→ Problem statement
Reproduce the entries beneath exactly, without their images.

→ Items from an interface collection
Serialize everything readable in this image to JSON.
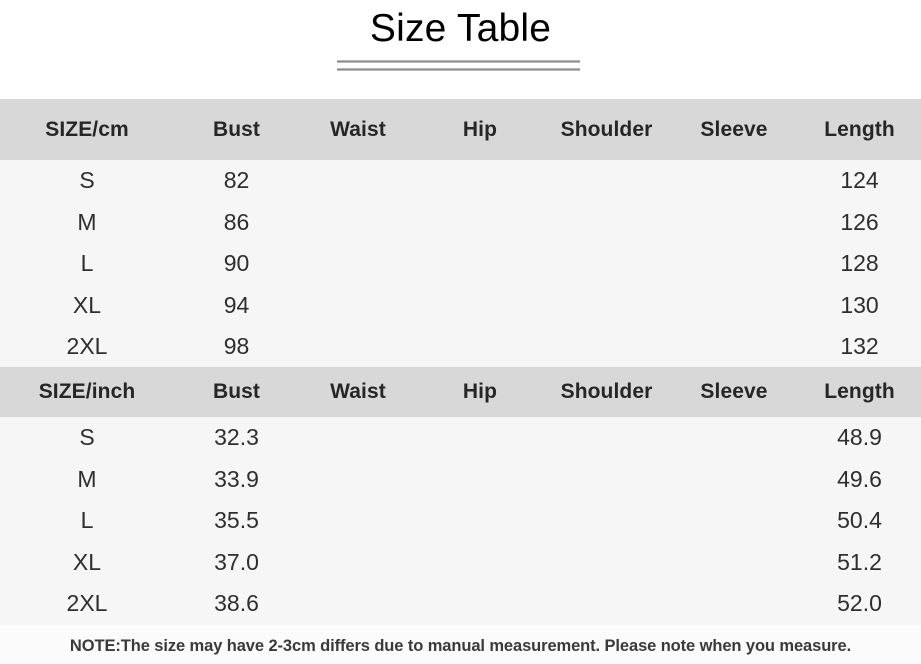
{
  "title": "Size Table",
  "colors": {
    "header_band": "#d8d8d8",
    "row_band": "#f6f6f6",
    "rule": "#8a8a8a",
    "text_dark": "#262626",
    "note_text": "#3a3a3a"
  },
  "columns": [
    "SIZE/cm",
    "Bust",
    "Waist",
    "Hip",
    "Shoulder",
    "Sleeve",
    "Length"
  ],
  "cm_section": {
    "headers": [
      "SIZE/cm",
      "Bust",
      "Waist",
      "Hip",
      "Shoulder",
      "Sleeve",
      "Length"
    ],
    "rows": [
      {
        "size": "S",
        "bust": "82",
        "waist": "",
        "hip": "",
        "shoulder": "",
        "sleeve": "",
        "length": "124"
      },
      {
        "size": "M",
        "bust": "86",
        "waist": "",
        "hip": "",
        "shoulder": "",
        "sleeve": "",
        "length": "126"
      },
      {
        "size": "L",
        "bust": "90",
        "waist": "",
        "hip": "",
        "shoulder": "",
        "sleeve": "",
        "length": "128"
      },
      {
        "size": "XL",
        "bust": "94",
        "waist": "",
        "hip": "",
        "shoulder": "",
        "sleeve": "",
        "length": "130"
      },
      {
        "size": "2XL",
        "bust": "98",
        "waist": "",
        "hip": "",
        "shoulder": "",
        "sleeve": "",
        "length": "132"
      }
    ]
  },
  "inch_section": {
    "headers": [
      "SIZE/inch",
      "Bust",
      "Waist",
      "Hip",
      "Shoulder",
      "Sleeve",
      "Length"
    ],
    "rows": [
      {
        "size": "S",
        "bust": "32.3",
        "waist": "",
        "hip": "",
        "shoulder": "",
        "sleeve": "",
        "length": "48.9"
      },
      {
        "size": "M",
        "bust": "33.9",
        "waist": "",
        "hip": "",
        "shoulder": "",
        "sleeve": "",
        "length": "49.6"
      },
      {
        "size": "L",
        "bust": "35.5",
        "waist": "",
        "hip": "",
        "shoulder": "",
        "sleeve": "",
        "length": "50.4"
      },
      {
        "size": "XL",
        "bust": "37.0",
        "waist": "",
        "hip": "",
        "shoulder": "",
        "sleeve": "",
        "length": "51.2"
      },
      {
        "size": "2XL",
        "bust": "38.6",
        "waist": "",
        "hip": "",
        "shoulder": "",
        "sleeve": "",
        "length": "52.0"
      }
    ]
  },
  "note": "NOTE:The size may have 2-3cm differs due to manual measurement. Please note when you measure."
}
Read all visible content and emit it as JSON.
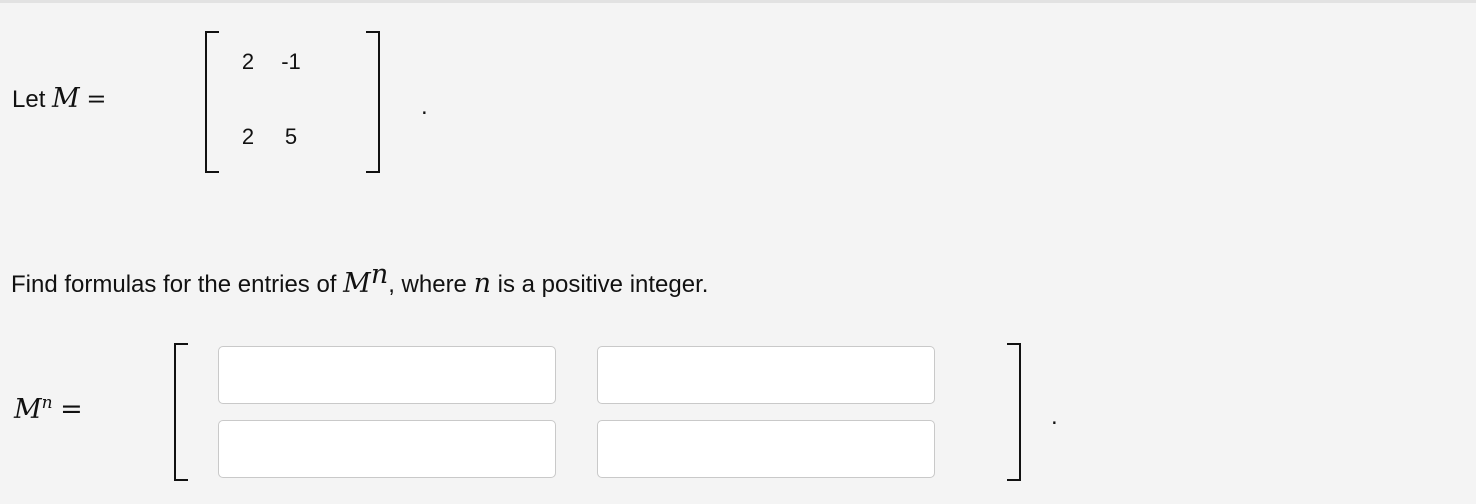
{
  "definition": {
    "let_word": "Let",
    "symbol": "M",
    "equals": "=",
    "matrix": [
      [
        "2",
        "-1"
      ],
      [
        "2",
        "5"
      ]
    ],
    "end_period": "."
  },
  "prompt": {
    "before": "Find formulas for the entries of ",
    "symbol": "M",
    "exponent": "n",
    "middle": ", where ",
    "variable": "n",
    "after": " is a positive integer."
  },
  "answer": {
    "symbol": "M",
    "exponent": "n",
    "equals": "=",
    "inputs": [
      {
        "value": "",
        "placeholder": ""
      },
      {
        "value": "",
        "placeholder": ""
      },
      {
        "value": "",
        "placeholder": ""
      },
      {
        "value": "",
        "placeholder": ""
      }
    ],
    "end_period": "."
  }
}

→ Completed exercise
Serialize everything readable in this image to JSON.
{
  "title": "Size Table",
  "colors": {
    "header_band": "#d8d8d8",
    "row_band": "#f6f6f6",
    "rule": "#8a8a8a",
    "text_dark": "#262626",
    "note_text": "#3a3a3a"
  },
  "columns": [
    "SIZE/cm",
    "Bust",
    "Waist",
    "Hip",
    "Shoulder",
    "Sleeve",
    "Length"
  ],
  "cm_section": {
    "headers": [
      "SIZE/cm",
      "Bust",
      "Waist",
      "Hip",
      "Shoulder",
      "Sleeve",
      "Length"
    ],
    "rows": [
      {
        "size": "S",
        "bust": "82",
        "waist": "",
        "hip": "",
        "shoulder": "",
        "sleeve": "",
        "length": "124"
      },
      {
        "size": "M",
        "bust": "86",
        "waist": "",
        "hip": "",
        "shoulder": "",
        "sleeve": "",
        "length": "126"
      },
      {
        "size": "L",
        "bust": "90",
        "waist": "",
        "hip": "",
        "shoulder": "",
        "sleeve": "",
        "length": "128"
      },
      {
        "size": "XL",
        "bust": "94",
        "waist": "",
        "hip": "",
        "shoulder": "",
        "sleeve": "",
        "length": "130"
      },
      {
        "size": "2XL",
        "bust": "98",
        "waist": "",
        "hip": "",
        "shoulder": "",
        "sleeve": "",
        "length": "132"
      }
    ]
  },
  "inch_section": {
    "headers": [
      "SIZE/inch",
      "Bust",
      "Waist",
      "Hip",
      "Shoulder",
      "Sleeve",
      "Length"
    ],
    "rows": [
      {
        "size": "S",
        "bust": "32.3",
        "waist": "",
        "hip": "",
        "shoulder": "",
        "sleeve": "",
        "length": "48.9"
      },
      {
        "size": "M",
        "bust": "33.9",
        "waist": "",
        "hip": "",
        "shoulder": "",
        "sleeve": "",
        "length": "49.6"
      },
      {
        "size": "L",
        "bust": "35.5",
        "waist": "",
        "hip": "",
        "shoulder": "",
        "sleeve": "",
        "length": "50.4"
      },
      {
        "size": "XL",
        "bust": "37.0",
        "waist": "",
        "hip": "",
        "shoulder": "",
        "sleeve": "",
        "length": "51.2"
      },
      {
        "size": "2XL",
        "bust": "38.6",
        "waist": "",
        "hip": "",
        "shoulder": "",
        "sleeve": "",
        "length": "52.0"
      }
    ]
  },
  "note": "NOTE:The size may have 2-3cm differs due to manual measurement. Please note when you measure."
}
Read all visible content and emit it as JSON.
{
  "definition": {
    "let_word": "Let",
    "symbol": "M",
    "equals": "=",
    "matrix": [
      [
        "2",
        "-1"
      ],
      [
        "2",
        "5"
      ]
    ],
    "end_period": "."
  },
  "prompt": {
    "before": "Find formulas for the entries of ",
    "symbol": "M",
    "exponent": "n",
    "middle": ", where ",
    "variable": "n",
    "after": " is a positive integer."
  },
  "answer": {
    "symbol": "M",
    "exponent": "n",
    "equals": "=",
    "inputs": [
      {
        "value": "",
        "placeholder": ""
      },
      {
        "value": "",
        "placeholder": ""
      },
      {
        "value": "",
        "placeholder": ""
      },
      {
        "value": "",
        "placeholder": ""
      }
    ],
    "end_period": "."
  }
}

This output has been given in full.